What to produce =
For the word "title", copy every line of the material that includes it.

....

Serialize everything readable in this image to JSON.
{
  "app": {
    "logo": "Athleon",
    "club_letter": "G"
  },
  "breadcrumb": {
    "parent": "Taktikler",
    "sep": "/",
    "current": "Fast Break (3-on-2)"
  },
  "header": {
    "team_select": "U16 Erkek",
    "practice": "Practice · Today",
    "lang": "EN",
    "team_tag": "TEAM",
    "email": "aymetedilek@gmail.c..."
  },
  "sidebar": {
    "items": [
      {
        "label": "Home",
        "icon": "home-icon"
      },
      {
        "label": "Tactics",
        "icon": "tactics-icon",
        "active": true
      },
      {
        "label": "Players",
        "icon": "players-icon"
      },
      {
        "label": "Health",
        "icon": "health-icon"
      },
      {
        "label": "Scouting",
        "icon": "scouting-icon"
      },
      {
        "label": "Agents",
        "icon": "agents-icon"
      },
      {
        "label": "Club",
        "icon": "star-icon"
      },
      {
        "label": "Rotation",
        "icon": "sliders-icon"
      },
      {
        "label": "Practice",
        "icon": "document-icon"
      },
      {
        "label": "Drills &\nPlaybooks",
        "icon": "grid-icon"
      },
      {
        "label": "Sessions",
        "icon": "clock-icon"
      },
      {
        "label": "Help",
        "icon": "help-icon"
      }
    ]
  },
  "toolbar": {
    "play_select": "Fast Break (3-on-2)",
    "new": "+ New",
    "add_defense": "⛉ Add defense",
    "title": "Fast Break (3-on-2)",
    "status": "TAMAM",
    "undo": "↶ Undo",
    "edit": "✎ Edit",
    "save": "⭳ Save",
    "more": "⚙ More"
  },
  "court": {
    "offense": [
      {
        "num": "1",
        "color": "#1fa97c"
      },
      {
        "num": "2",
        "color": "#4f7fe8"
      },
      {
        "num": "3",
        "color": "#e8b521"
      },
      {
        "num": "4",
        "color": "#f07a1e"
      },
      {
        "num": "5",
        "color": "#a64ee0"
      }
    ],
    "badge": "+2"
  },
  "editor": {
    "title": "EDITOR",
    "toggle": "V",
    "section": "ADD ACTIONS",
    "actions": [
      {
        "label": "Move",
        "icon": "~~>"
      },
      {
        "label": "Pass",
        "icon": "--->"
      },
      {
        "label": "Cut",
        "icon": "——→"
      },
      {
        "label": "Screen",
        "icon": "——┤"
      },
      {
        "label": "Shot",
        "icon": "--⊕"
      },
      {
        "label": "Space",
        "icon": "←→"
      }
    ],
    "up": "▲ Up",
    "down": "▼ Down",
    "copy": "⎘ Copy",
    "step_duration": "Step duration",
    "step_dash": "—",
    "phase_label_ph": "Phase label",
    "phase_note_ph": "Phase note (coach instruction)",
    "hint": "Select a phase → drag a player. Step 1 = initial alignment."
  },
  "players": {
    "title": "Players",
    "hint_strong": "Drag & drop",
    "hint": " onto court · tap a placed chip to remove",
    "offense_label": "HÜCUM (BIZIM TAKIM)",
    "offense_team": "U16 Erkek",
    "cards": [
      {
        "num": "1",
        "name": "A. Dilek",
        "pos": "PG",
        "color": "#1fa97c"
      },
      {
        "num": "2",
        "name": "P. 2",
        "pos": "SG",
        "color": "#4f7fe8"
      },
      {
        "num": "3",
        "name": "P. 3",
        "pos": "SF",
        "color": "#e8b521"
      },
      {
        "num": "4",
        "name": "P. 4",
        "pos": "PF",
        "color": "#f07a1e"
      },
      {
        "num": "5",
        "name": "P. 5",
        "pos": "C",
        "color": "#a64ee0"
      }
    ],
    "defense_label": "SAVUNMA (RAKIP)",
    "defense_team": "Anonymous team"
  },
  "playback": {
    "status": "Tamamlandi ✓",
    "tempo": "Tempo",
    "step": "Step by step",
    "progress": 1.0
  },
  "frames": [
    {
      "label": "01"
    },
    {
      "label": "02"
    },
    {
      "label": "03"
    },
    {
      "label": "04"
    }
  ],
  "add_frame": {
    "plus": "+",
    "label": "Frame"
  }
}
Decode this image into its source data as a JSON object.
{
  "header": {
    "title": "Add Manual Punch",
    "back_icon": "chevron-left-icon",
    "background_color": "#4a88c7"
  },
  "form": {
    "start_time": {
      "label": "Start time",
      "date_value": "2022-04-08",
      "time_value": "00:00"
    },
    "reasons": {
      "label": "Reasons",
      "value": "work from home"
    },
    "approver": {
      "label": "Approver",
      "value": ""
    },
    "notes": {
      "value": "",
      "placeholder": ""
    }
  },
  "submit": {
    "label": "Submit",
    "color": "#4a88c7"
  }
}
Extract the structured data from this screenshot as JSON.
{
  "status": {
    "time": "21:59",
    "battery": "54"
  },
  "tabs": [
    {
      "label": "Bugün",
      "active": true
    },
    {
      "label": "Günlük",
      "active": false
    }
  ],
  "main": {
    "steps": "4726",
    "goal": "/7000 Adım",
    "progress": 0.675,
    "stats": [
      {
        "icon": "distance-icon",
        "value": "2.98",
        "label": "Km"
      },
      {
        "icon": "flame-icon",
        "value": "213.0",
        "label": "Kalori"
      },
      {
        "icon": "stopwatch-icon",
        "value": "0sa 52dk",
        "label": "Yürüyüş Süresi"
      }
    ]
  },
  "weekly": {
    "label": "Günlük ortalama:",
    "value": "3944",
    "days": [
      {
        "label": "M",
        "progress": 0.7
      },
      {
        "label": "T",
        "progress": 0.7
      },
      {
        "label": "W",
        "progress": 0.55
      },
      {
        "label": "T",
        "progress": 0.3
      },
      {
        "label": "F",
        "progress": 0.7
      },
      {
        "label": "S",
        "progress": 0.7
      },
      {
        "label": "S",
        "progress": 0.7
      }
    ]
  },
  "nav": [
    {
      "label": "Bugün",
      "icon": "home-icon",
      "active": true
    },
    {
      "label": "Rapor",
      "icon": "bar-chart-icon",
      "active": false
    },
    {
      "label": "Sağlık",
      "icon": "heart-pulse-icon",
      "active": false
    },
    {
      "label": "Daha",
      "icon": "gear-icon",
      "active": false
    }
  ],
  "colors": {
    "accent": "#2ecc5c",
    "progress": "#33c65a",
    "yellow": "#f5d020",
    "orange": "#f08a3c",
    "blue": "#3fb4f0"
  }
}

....

Response =
    "title": "Fast Break (3-on-2)",
    "title": "EDITOR",
    "title": "Players",
    "title": "Add Manual Punch",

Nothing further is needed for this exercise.